That crunching sound you hear is Lawrence Wright bending over backwards to be fair to Scientology. Every deceptive comparison with Mormonism and other religions is given a respectful hearing. Every ludicrous bit of church dogma is served up deadpan. This makes the book’s indictment that much more powerful. Open almost any page at random. That tape of L Ron Hubbard, Scientology’s founder, that Mr Wright quotes from? “It was a part of a lecture Hubbard gave in 1963, in which he talked about the between-lives period, when thetans are transported to Venus to have their memories erased.”
Oh, that period. Of course. How could I forget?
We are all thetans, spirits, trapped temporarily in our current particular lives. Elsewhere, though, Hubbard says that when a thetan discovers that he is dead, he should report to a “‘between-lives’ area” on Mars for a “forgetter implant”.
Oh dear, oh dear. So what are poor thetans to do? Left to Venus or right to Mars? For sure, they can’t stay here. “The planet Earth, formerly called Teegeeack, was part of a confederation of planets under the leadership of a despot ruler named Xenu,” said Hubbard, who was a best-selling science fiction writer before he became the prophet of a new religion. To suppress a rebellion, Xenu tricked the confederations into coming in for fake income tax investigations. Billions of thetans were taken to Teegeeack (you remember: Earth), “where they were dropped into volcanoes and then blown up with hydrogen bombs”. Suffice it to say I’m not hanging around Earth next time I’m between lives.
Hubbard apparently could go on for hours with this stuff. Mr Wright informs us, as if it were just an oversight, that “Hubbard never really explained how he came by these revelations,” but elsewhere he says they came to him at the dentist’s office. Of the Borgia-like goings-on after Hubbard’s death in 1986, Mr Wright says cheerfully, “Every new religion faces an existential crisis following the death of its charismatic founder.” He always refers to Scientology respectfully as “the church”.
But Going Clear: Scientology, Hollywood, and the Prison of Belief makes clear that Scientology is like no church on Earth. Except that Scientology – if Mr Wright is to be believed – ran, and maybe still runs, a shadow totalitarian empire in the US, financed in part by huge contributions by Tom Cruise and others of the Hollywood aristocracy. “Naïve” doesn’t begin to describe the credulousness and sense of entitlement that has allowed actors, writers and directors to think they were helping themselves and the world by hanging around the Scientologists’ “Celebrity Centre”, taking “upper level” courses and gossiping about who was about to be labelled a “Suppressive Person” (bad guy).

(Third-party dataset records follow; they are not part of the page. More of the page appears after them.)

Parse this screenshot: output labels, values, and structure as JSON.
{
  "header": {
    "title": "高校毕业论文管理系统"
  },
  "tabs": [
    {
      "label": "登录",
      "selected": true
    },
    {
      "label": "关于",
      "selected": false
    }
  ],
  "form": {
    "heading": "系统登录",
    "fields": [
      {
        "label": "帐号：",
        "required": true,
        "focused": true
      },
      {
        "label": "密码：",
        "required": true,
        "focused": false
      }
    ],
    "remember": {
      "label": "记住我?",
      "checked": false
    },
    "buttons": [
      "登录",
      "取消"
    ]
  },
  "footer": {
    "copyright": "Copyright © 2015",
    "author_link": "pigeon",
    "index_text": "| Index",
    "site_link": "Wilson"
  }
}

Among the horrors Mr Wright either uncovers or borrows from previous Scientology exposés in Time magazine and The St Petersburg (now Tampa Bay) Times is “the Hole”, a hellish double-wide trailer parked at a California resort owned by the church. Forty or 50 people were housed there with no furniture or beds, eating leftovers, enduring cold-hose group showers. There are stories of people being beaten; and lots of stories of forced divorces, mandatory “disconnections” — orders not to talk with a spouse or friend who has offended in some way.
The real-life history of Scientology raises the same question that comes up whenever you see a lazily plotted movie or television show: why didn’t someone call the police? Most of the Scientologists who were incarcerated and humiliated by the group’s leaders were not literally in chains all day. They could have walked out or refused to return when caught. Why didn’t they?
The answer is partly familiar psychological explanations, variations on the Stockholm syndrome. But there were other barriers. Some had joined as children and signed “billion-year contracts” that they didn’t realise were preposterous. Some had no friends outside Scientology, no relatives they hadn’t been forced to disown, no mailing address or credit card. They had no place else to go. And if they asked to leave, they were told they needed to pay back some ridiculous sum like $100,000 for classes they supposedly had signed up for.
All this was going on under the nose of Tom Cruise, who, according to Mr Wright, allowed Scientology’s leaders to pimp for him, among other favours. Young women were told that they had been chosen for a “special programme” that would require they drop their boyfriends.
Lawrence Wright is so deeply into his material that he sometimes doesn’t realise when he’s left the reader behind. What is OT V status again? (It’s the fifth level of ascent for a thetan, achieved by taking expensive courses.) Which wife of L. Ron Hubbard are we talking about here? What does PTS/SP stand for? (Potential Trouble Source/Suppressive Person, or really bad guy.) Even the book’s title is unalluring to the uninitiated. (“Going clear” means – very roughly – reaching a level that makes you a real Scientologist.)
But don’t be deterred. Going Clear is essential reading for thetans of all-life-times.
Scientology, Hollywood, and the Prison of Belief
Alfred A Knopf
430 pages; $28.95
©2013 The New York Times News Service